TRY IT: Exact copy, pictures excluded: please retype every record below.

Segment Open

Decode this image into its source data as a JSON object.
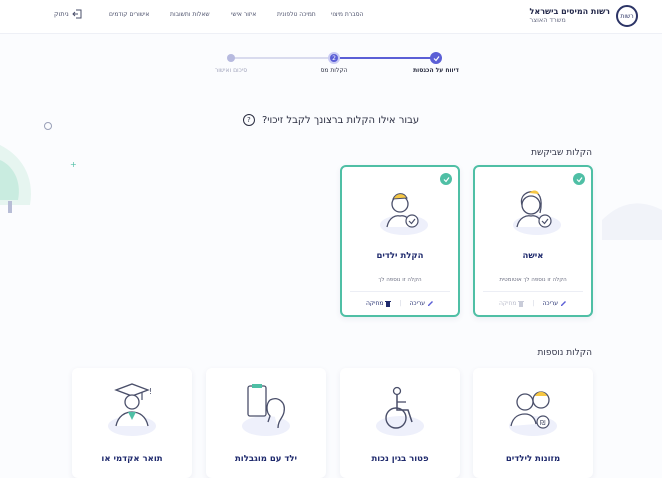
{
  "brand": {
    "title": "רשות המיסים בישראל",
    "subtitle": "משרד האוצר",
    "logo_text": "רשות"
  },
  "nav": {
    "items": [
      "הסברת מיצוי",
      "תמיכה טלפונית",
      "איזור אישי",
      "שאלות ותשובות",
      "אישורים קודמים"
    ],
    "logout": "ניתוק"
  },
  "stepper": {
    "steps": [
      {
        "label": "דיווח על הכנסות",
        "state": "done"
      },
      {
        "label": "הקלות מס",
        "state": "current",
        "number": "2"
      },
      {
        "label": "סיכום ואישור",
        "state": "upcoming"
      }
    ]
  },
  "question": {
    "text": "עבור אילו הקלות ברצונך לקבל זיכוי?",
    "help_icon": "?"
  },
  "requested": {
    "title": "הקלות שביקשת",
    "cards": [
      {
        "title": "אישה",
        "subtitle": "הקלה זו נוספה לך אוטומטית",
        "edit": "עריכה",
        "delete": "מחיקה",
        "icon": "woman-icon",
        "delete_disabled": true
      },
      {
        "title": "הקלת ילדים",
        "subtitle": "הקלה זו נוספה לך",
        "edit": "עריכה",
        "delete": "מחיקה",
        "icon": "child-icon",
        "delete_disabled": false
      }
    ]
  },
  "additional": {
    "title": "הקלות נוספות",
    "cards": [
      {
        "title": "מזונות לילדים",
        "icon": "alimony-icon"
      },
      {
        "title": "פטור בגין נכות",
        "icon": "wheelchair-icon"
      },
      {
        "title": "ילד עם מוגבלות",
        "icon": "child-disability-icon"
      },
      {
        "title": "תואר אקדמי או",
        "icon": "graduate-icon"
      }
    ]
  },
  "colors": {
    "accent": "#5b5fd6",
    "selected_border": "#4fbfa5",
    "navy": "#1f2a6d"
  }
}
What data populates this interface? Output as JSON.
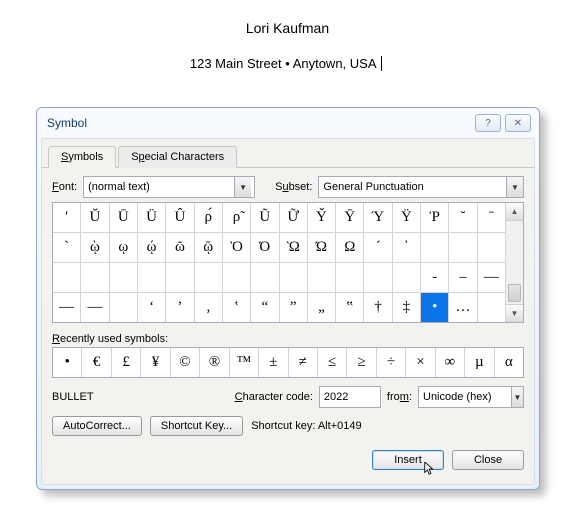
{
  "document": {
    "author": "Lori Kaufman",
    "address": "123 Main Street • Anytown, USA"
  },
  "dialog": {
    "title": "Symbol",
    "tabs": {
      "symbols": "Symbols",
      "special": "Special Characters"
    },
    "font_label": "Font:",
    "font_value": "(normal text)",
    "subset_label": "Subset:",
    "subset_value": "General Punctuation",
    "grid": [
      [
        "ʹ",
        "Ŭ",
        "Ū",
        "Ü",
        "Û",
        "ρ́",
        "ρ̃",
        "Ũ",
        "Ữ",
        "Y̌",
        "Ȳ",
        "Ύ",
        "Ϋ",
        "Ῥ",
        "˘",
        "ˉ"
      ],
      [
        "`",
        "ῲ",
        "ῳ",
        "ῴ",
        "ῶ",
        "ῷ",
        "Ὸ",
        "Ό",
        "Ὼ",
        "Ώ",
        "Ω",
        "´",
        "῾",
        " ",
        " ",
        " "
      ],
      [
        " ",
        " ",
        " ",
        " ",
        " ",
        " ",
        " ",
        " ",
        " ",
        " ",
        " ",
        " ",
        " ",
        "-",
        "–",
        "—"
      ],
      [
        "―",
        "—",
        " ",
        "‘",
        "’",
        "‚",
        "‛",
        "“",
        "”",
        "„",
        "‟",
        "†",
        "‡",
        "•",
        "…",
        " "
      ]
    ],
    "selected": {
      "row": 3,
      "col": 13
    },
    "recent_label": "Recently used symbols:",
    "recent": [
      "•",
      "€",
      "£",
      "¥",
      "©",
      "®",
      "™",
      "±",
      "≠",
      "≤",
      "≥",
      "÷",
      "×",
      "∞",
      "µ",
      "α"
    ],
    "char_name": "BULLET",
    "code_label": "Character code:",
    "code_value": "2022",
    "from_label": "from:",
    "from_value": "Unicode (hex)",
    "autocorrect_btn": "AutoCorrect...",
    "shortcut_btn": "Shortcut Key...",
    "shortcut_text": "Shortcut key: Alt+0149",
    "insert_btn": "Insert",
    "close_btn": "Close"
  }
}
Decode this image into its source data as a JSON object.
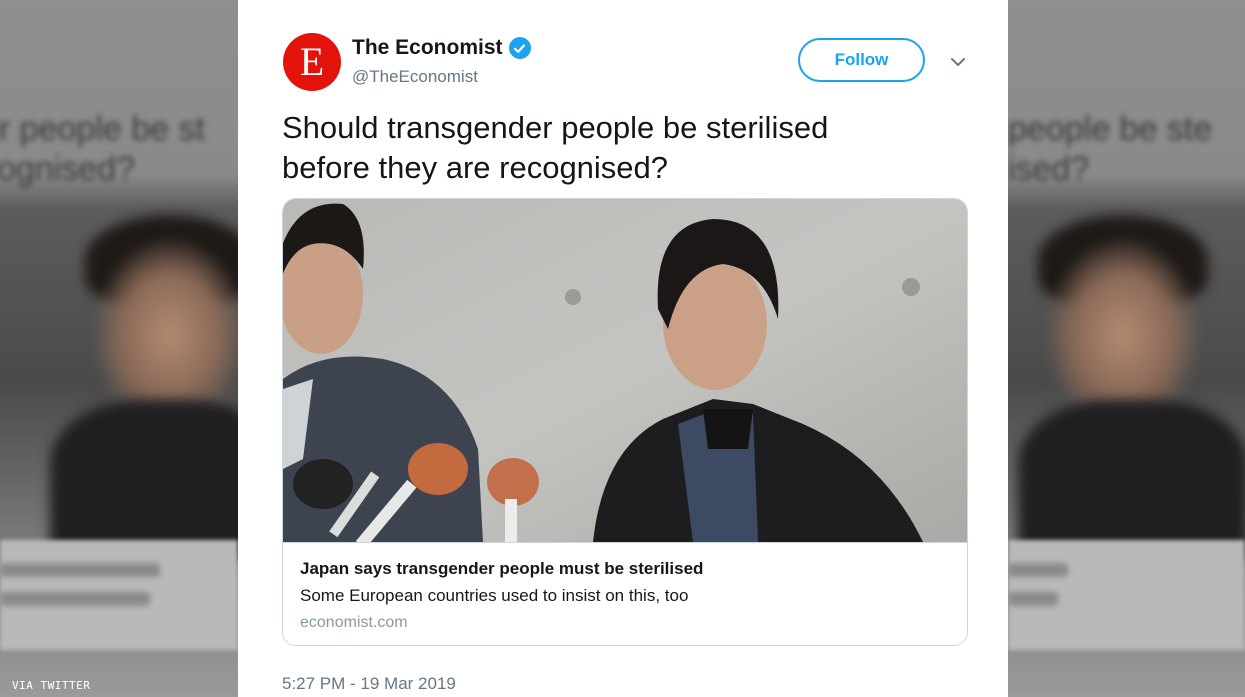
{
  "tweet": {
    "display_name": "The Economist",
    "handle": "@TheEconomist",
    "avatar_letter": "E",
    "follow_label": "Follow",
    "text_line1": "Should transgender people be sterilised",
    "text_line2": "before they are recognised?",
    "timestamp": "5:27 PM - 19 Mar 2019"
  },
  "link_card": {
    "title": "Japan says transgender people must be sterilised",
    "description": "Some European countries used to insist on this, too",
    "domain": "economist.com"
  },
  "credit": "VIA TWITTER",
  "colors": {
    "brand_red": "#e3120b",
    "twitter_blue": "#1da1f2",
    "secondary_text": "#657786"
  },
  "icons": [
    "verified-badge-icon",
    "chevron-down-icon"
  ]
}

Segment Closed

EXERCISE SOLUTION:
Decode this image into its source data as a JSON object.
{
  "brand": {
    "title": "רשות המיסים בישראל",
    "subtitle": "משרד האוצר",
    "logo_text": "רשות"
  },
  "nav": {
    "items": [
      "הסברת מיצוי",
      "תמיכה טלפונית",
      "איזור אישי",
      "שאלות ותשובות",
      "אישורים קודמים"
    ],
    "logout": "ניתוק"
  },
  "stepper": {
    "steps": [
      {
        "label": "דיווח על הכנסות",
        "state": "done"
      },
      {
        "label": "הקלות מס",
        "state": "current",
        "number": "2"
      },
      {
        "label": "סיכום ואישור",
        "state": "upcoming"
      }
    ]
  },
  "question": {
    "text": "עבור אילו הקלות ברצונך לקבל זיכוי?",
    "help_icon": "?"
  },
  "requested": {
    "title": "הקלות שביקשת",
    "cards": [
      {
        "title": "אישה",
        "subtitle": "הקלה זו נוספה לך אוטומטית",
        "edit": "עריכה",
        "delete": "מחיקה",
        "icon": "woman-icon",
        "delete_disabled": true
      },
      {
        "title": "הקלת ילדים",
        "subtitle": "הקלה זו נוספה לך",
        "edit": "עריכה",
        "delete": "מחיקה",
        "icon": "child-icon",
        "delete_disabled": false
      }
    ]
  },
  "additional": {
    "title": "הקלות נוספות",
    "cards": [
      {
        "title": "מזונות לילדים",
        "icon": "alimony-icon"
      },
      {
        "title": "פטור בגין נכות",
        "icon": "wheelchair-icon"
      },
      {
        "title": "ילד עם מוגבלות",
        "icon": "child-disability-icon"
      },
      {
        "title": "תואר אקדמי או",
        "icon": "graduate-icon"
      }
    ]
  },
  "colors": {
    "accent": "#5b5fd6",
    "selected_border": "#4fbfa5",
    "navy": "#1f2a6d"
  }
}
What data populates this interface? Output as JSON.
{
  "document": {
    "author": "Lori Kaufman",
    "address": "123 Main Street • Anytown, USA"
  },
  "dialog": {
    "title": "Symbol",
    "tabs": {
      "symbols": "Symbols",
      "special": "Special Characters"
    },
    "font_label": "Font:",
    "font_value": "(normal text)",
    "subset_label": "Subset:",
    "subset_value": "General Punctuation",
    "grid": [
      [
        "ʹ",
        "Ŭ",
        "Ū",
        "Ü",
        "Û",
        "ρ́",
        "ρ̃",
        "Ũ",
        "Ữ",
        "Y̌",
        "Ȳ",
        "Ύ",
        "Ϋ",
        "Ῥ",
        "˘",
        "ˉ"
      ],
      [
        "`",
        "ῲ",
        "ῳ",
        "ῴ",
        "ῶ",
        "ῷ",
        "Ὸ",
        "Ό",
        "Ὼ",
        "Ώ",
        "Ω",
        "´",
        "῾",
        " ",
        " ",
        " "
      ],
      [
        " ",
        " ",
        " ",
        " ",
        " ",
        " ",
        " ",
        " ",
        " ",
        " ",
        " ",
        " ",
        " ",
        "-",
        "–",
        "—"
      ],
      [
        "―",
        "—",
        " ",
        "‘",
        "’",
        "‚",
        "‛",
        "“",
        "”",
        "„",
        "‟",
        "†",
        "‡",
        "•",
        "…",
        " "
      ]
    ],
    "selected": {
      "row": 3,
      "col": 13
    },
    "recent_label": "Recently used symbols:",
    "recent": [
      "•",
      "€",
      "£",
      "¥",
      "©",
      "®",
      "™",
      "±",
      "≠",
      "≤",
      "≥",
      "÷",
      "×",
      "∞",
      "µ",
      "α"
    ],
    "char_name": "BULLET",
    "code_label": "Character code:",
    "code_value": "2022",
    "from_label": "from:",
    "from_value": "Unicode (hex)",
    "autocorrect_btn": "AutoCorrect...",
    "shortcut_btn": "Shortcut Key...",
    "shortcut_text": "Shortcut key: Alt+0149",
    "insert_btn": "Insert",
    "close_btn": "Close"
  }
}
Decode this image into its source data as a JSON object.
{
  "tweet": {
    "display_name": "The Economist",
    "handle": "@TheEconomist",
    "avatar_letter": "E",
    "follow_label": "Follow",
    "text_line1": "Should transgender people be sterilised",
    "text_line2": "before they are recognised?",
    "timestamp": "5:27 PM - 19 Mar 2019"
  },
  "link_card": {
    "title": "Japan says transgender people must be sterilised",
    "description": "Some European countries used to insist on this, too",
    "domain": "economist.com"
  },
  "credit": "VIA TWITTER",
  "colors": {
    "brand_red": "#e3120b",
    "twitter_blue": "#1da1f2",
    "secondary_text": "#657786"
  },
  "icons": [
    "verified-badge-icon",
    "chevron-down-icon"
  ]
}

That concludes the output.